Data records for software interfaces
+ + + + +
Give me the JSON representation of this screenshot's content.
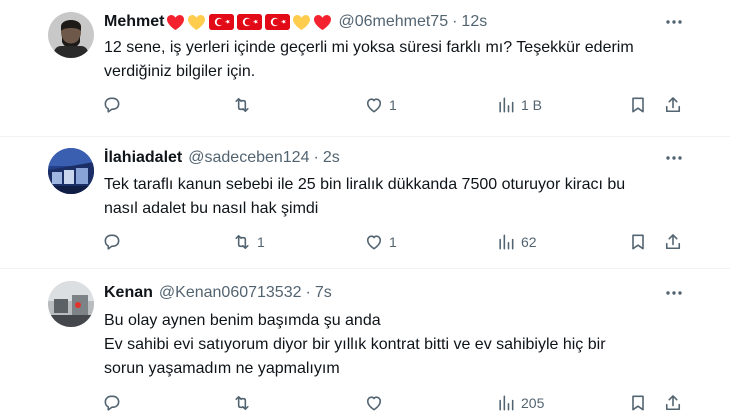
{
  "tweets": [
    {
      "name": "Mehmet",
      "handle": "@06mehmet75",
      "sep": "·",
      "time": "12s",
      "text_lines": [
        "12 sene, iş yerleri içinde geçerli mi yoksa süresi farklı mı? Teşekkür ederim",
        "verdiğiniz bilgiler için."
      ],
      "replies": "",
      "retweets": "",
      "likes": "1",
      "views": "1 B",
      "name_emojis": [
        "red-heart",
        "yellow-heart",
        "turkey-flag",
        "turkey-flag",
        "turkey-flag",
        "yellow-heart",
        "red-heart"
      ]
    },
    {
      "name": "İlahiadalet",
      "handle": "@sadeceben124",
      "sep": "·",
      "time": "2s",
      "text_lines": [
        "Tek taraflı kanun sebebi ile 25 bin liralık dükkanda 7500 oturuyor kiracı bu",
        "nasıl adalet bu nasıl hak şimdi"
      ],
      "replies": "",
      "retweets": "1",
      "likes": "1",
      "views": "62"
    },
    {
      "name": "Kenan",
      "handle": "@Kenan060713532",
      "sep": "·",
      "time": "7s",
      "text_lines": [
        "Bu olay aynen benim başımda şu anda",
        "Ev sahibi evi satıyorum diyor bir yıllık kontrat bitti ve ev sahibiyle hiç bir",
        "sorun yaşamadım ne yapmalıyım"
      ],
      "replies": "",
      "retweets": "",
      "likes": "",
      "views": "205"
    }
  ],
  "icons": {
    "reply": "reply-icon",
    "retweet": "retweet-icon",
    "like": "heart-icon",
    "views": "views-icon",
    "bookmark": "bookmark-icon",
    "share": "share-icon",
    "more": "more-icon"
  },
  "colors": {
    "text": "#0f1419",
    "secondary": "#536471",
    "divider": "#eff3f4",
    "flag_red": "#e30a17",
    "heart_red": "#f4212e",
    "heart_yellow": "#ffcc4d"
  }
}
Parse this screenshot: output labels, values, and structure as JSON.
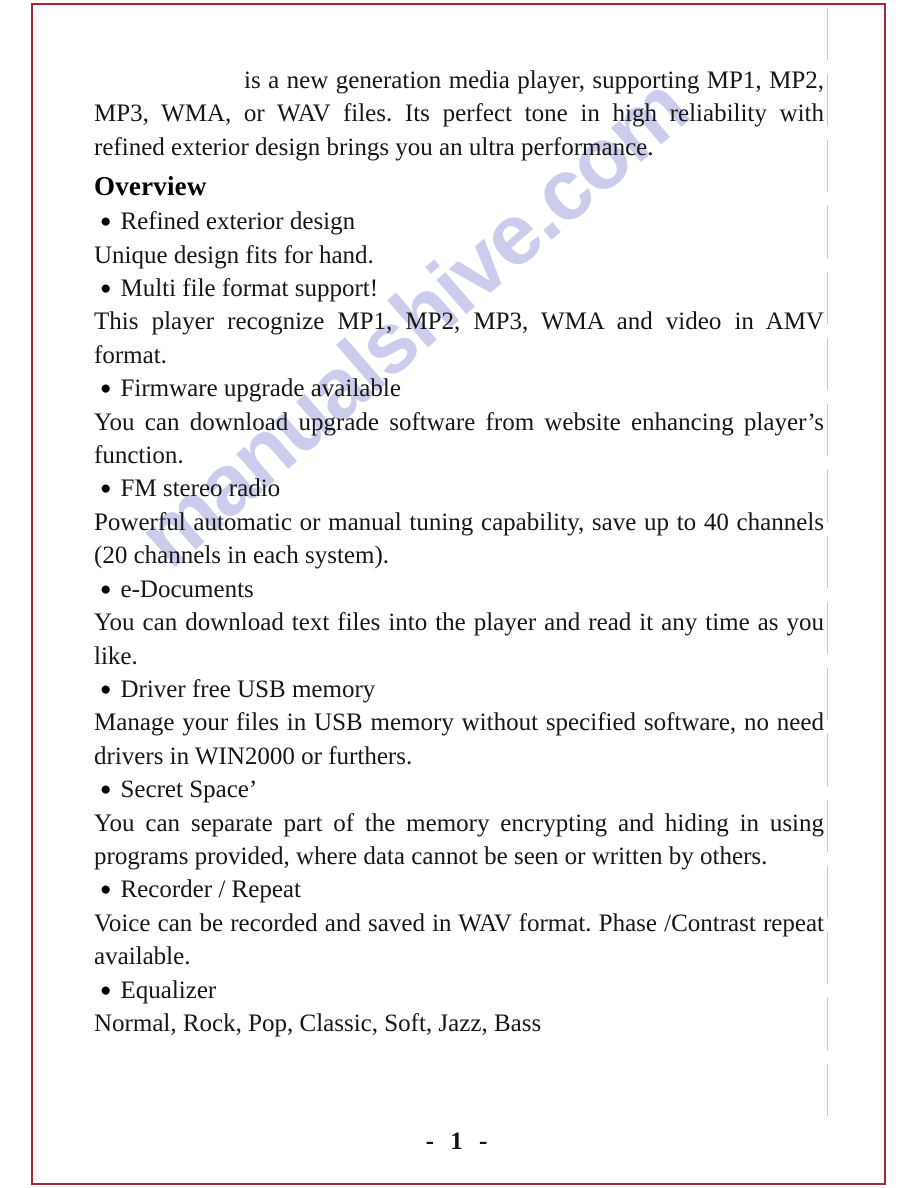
{
  "page": {
    "number_label": "- 1 -",
    "frame_color": "#a62834",
    "background_color": "#ffffff",
    "text_color": "#161616"
  },
  "watermark": {
    "text": "manualshive.com",
    "color": "#b9bbe6"
  },
  "intro": {
    "text": "is a new generation media player, supporting MP1, MP2, MP3, WMA, or WAV  files. Its perfect tone in high reliability with refined exterior design  brings you an ultra performance."
  },
  "overview": {
    "heading": "Overview",
    "bullet_glyph": "●",
    "items": [
      {
        "title": "Refined exterior design",
        "body": "Unique design fits for hand."
      },
      {
        "title": "Multi file format support!",
        "body": "This player recognize MP1, MP2, MP3, WMA and video in AMV format."
      },
      {
        "title": "Firmware upgrade available",
        "body": "You can download upgrade software from website enhancing player’s function."
      },
      {
        "title": "FM stereo radio",
        "body": "Powerful automatic  or manual  tuning capability,  save  up to  40 channels (20 channels in each system)."
      },
      {
        "title": "e-Documents",
        "body": "You  can download text  files into the  player and read it  any time as you like."
      },
      {
        "title": "Driver free USB memory",
        "body": "Manage your  files  in USB  memory  without specified software, no need  drivers in WIN2000 or  furthers."
      },
      {
        "title": "Secret Space’",
        "body": "You  can  separate part of  the memory  encrypting and  hiding  in using programs provided, where data cannot be seen or written by others."
      },
      {
        "title": "Recorder / Repeat",
        "body": "Voice can be recorded and saved in WAV format. Phase /Contrast repeat available."
      },
      {
        "title": "Equalizer",
        "body": "Normal, Rock, Pop, Classic, Soft, Jazz, Bass"
      }
    ]
  }
}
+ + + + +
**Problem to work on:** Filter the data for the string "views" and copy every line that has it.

**Result:**
      "views": "1 B",
      "views": "62"
      "views": "205"
    "views": "views-icon",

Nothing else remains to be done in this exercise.